Hallormsstaðaskógur: Iceland's Only Forest

Grassy forest floor in Iceland.

If you’ve ever stayed in Iceland, or even seen pictures of some of the iconic scenery, you might notice one thing missing: trees. And you’d be exactly right. The nature of the country’s geography as well as the very early settlements of humans on the island caused the diminution of most of Iceland’s tree-covered land. The iconic howling winds of Iceland have also made it difficult for greenery taller than shrubs to thrive here. This is exactly why the Hallormsstaðaskógur forest in East Iceland is such a special place to be.

This magical patch of forest is open for all kinds of recreation, both for locals and tourists. Whether you’re eager to see a successful reforestation project, keen to get back into bird watching, or simply want to enjoy some forest trails with your family, Hallormsstaðaskógur is the place to go. With just 2% of Iceland covered by forest, making it one of the least forested countries in Europe, the uniqueness of Hallormsstaðaskógur makes it well worth a trip. 

Formation of Hallormsstaðaskógur

The area is the greatest testament to the reforestation efforts in the country, focussing on more than 50 patches of public land to promote the growth of trees on Icelandic soil. The project here began in 1905 with birchwood remnants at Hallormsstaður farm in Fljótsdalur, East Iceland. This small patch became protected and was therefore the very first national forest in Iceland.

Since then, birch woodland now covers 350 hectares of land and more varied species of tree cover an additional 200 ha, with more areas added in more recent years. Now, more than 80 species of trees have been sourced from 600 places across the globe to be added to the forest. In total, Hallormsstaðaskógur now covers around 740 hectares of land just 25 kilometres away from the town of Egilsstaðir. 

Slope of a moss-covered forest floor in Iceland.

Forest Wildlife and Plantlife

Trees are not the only thing that fills all 740 hectares at Hallormsstaðaskógur. Berries and mushrooms litter the forest floor, offering the perfect opportunity for eager botanists to pick what their hearts desire - you can find raspberries and redcurrants in some parts of the woods, and edible mushroom species include slippery jack, larch bolete and birch bolete. 

If you’re in desperate need of a drink and find yourself without, the forest is also characterised by running streams. These clear flows of water are all drinkable, so feel free to fill your bottle - remember, Icelandic water is some of the most delicious in the world!

What’s more, the thick woods offer refuge for a variety of bird species from their predators out in the open. Just a few bird species that can be seen at Hallormsstaðaskógur include:


  • Goldcrest

  • Rock Ptarmigan

  • Redwings

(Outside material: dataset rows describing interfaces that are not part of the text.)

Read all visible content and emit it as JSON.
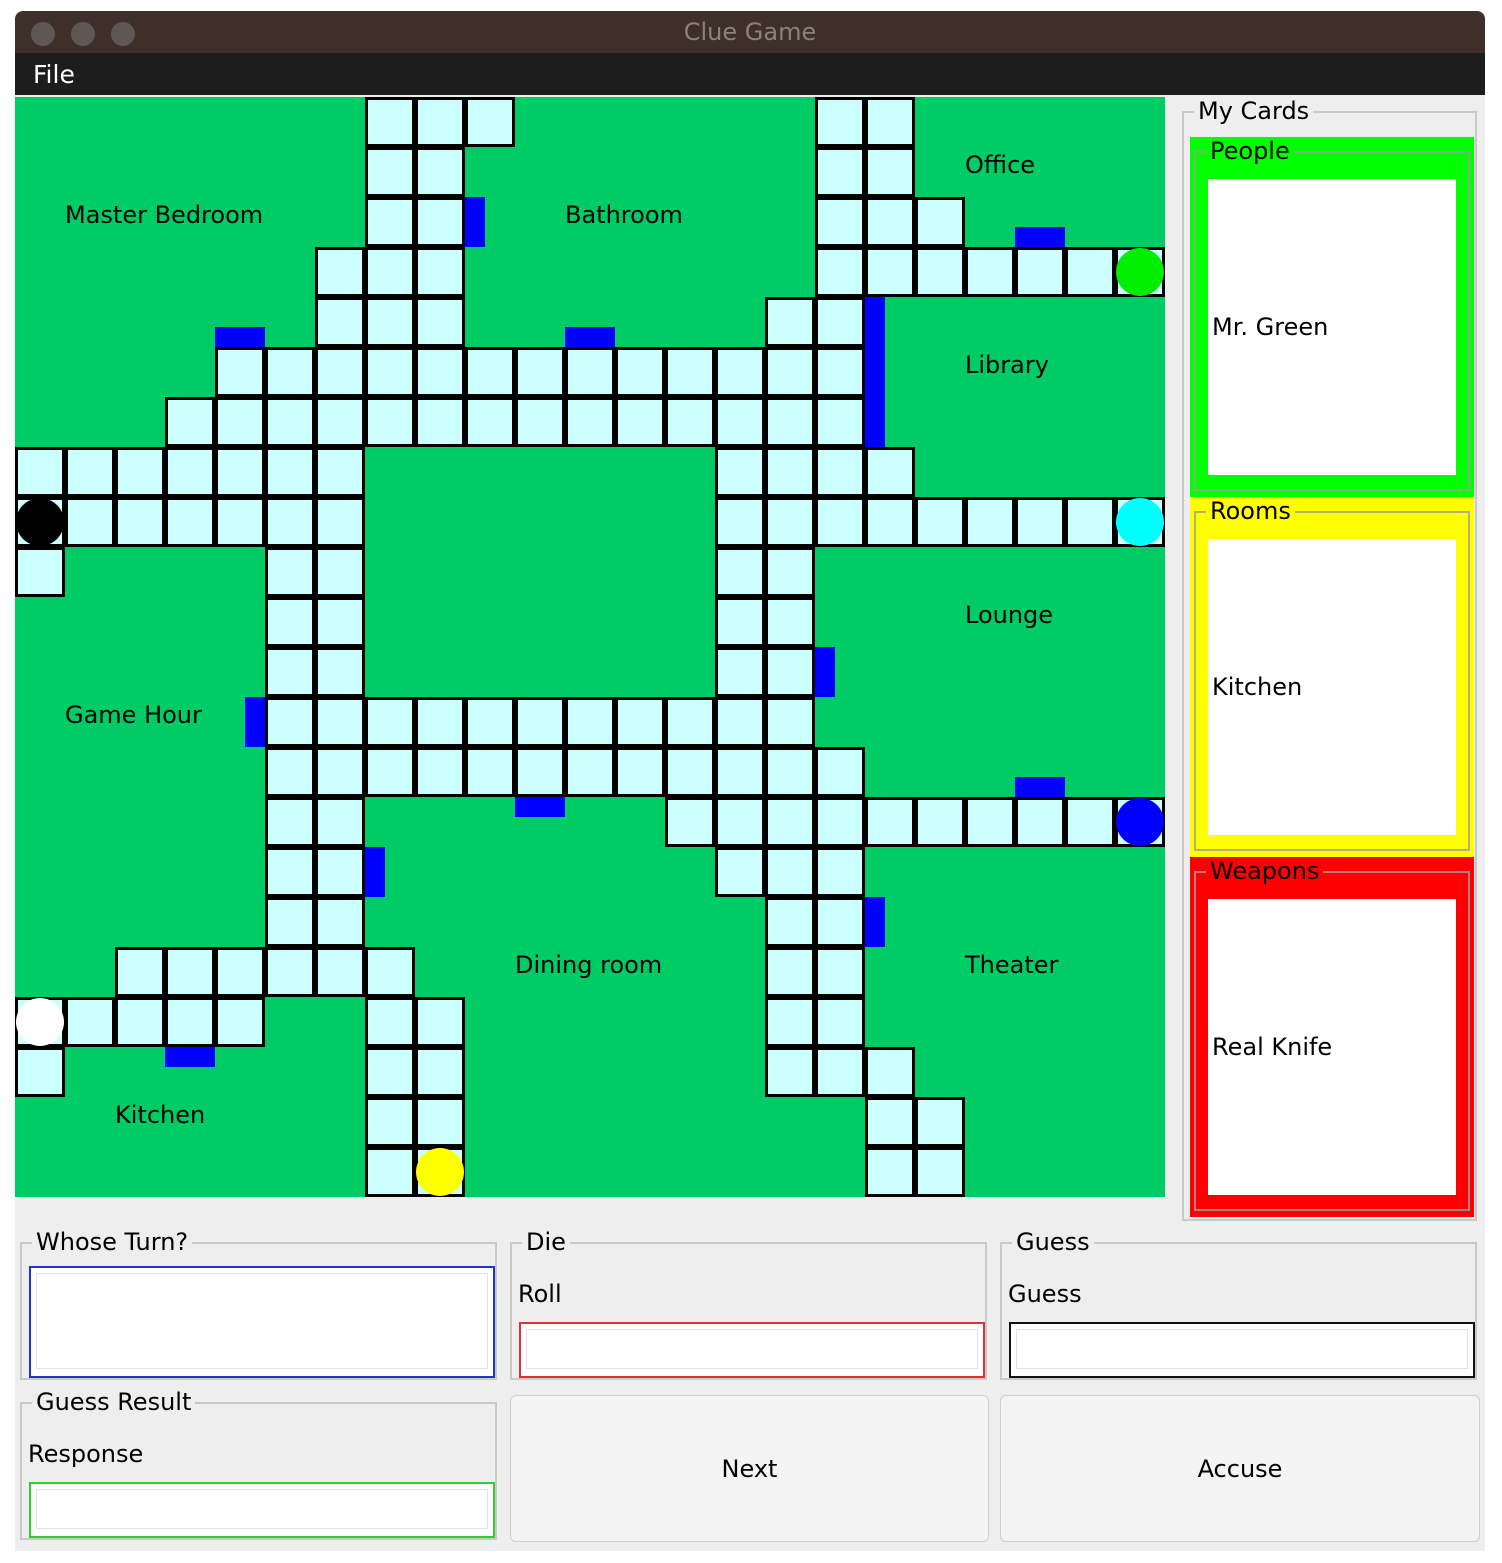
{
  "window": {
    "title": "Clue Game"
  },
  "menu": {
    "file": "File"
  },
  "board": {
    "colors": {
      "room": "#00cc66",
      "walkway": "#ccffff",
      "door": "#0000ff",
      "grid": "#000000"
    },
    "rooms": [
      {
        "name": "Master Bedroom"
      },
      {
        "name": "Bathroom"
      },
      {
        "name": "Office"
      },
      {
        "name": "Library"
      },
      {
        "name": "Lounge"
      },
      {
        "name": "Game Hour"
      },
      {
        "name": "Dining room"
      },
      {
        "name": "Theater"
      },
      {
        "name": "Kitchen"
      }
    ],
    "players": [
      {
        "color": "#00ee00"
      },
      {
        "color": "#00ffff"
      },
      {
        "color": "#000000"
      },
      {
        "color": "#0000ff"
      },
      {
        "color": "#ffffff"
      },
      {
        "color": "#ffff00"
      }
    ]
  },
  "my_cards": {
    "title": "My Cards",
    "people": {
      "title": "People",
      "card": "Mr. Green",
      "color": "#00ff00"
    },
    "rooms": {
      "title": "Rooms",
      "card": "Kitchen",
      "color": "#ffff00"
    },
    "weapons": {
      "title": "Weapons",
      "card": "Real Knife",
      "color": "#ff0000"
    }
  },
  "controls": {
    "whose_turn": {
      "title": "Whose Turn?",
      "value": ""
    },
    "die": {
      "title": "Die",
      "label": "Roll",
      "value": ""
    },
    "guess": {
      "title": "Guess",
      "label": "Guess",
      "value": ""
    },
    "guess_result": {
      "title": "Guess Result",
      "label": "Response",
      "value": ""
    },
    "next_button": "Next",
    "accuse_button": "Accuse"
  }
}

  • Snipes

  • Wagtails

Things to Do in Hallormsstaðaskógur

Hallormsstaðaskógur is a fantastic and unusual stop on a self-drive tour of the eastern portion of the country, providing a new and rather unique Icelandic environment. If you’re on a longer tour of the area, the forest can offer a calming setting for a day or two of walking, bird watching, or simply picnicking under the shades. 

Hiking Trails

Snaking through the forest lies over 40 kilometres of beautiful hiking trails, taking you through gorgeous areas of the forest and hidden landmarks in the area. Take the kids to the oldest larch forest, dating back to 1938, or take a leisurely hike to the Ljósárfoss waterfall. Take a picnic or enjoy berries from the forest floor, and refresh yourself with water from the freshwater streams throughout the woods.

Aerial view of the campsites of Hallormsstaðaskógur forest in Iceland. Image Credit: Visit Austurland


Both around the edges and within the woodland, campsites have been created to allow travellers a place to stay as close to nature as possible. For better facilities, opt for Höfðavík camping grounds, or head for Atlavik nestled in a tree cover in the inner forest for a more immersive forest camping experience at Hallormsstaðaskógur.

If camping isn’t your style, why not settle in nearby Fáskrúðsfjörður at Fosshotel Eastfjords? This fantastic newly-renovated hotel offers the ideal base from which to explore all of what East Iceland has to offer. 

Celebrate Forest Day

If you find yourself in Iceland in June, Skógardagurinn or Forest Day is an absolute must-see. This weekend celebration is a fantastic event for the whole family, filled with fun and delicious food. Watch logging competitions, enjoy different art exhibitions and listen to joyful accordion music. And while having fun, you might learn a thing or two about the culture of this lesser-visited area of the country.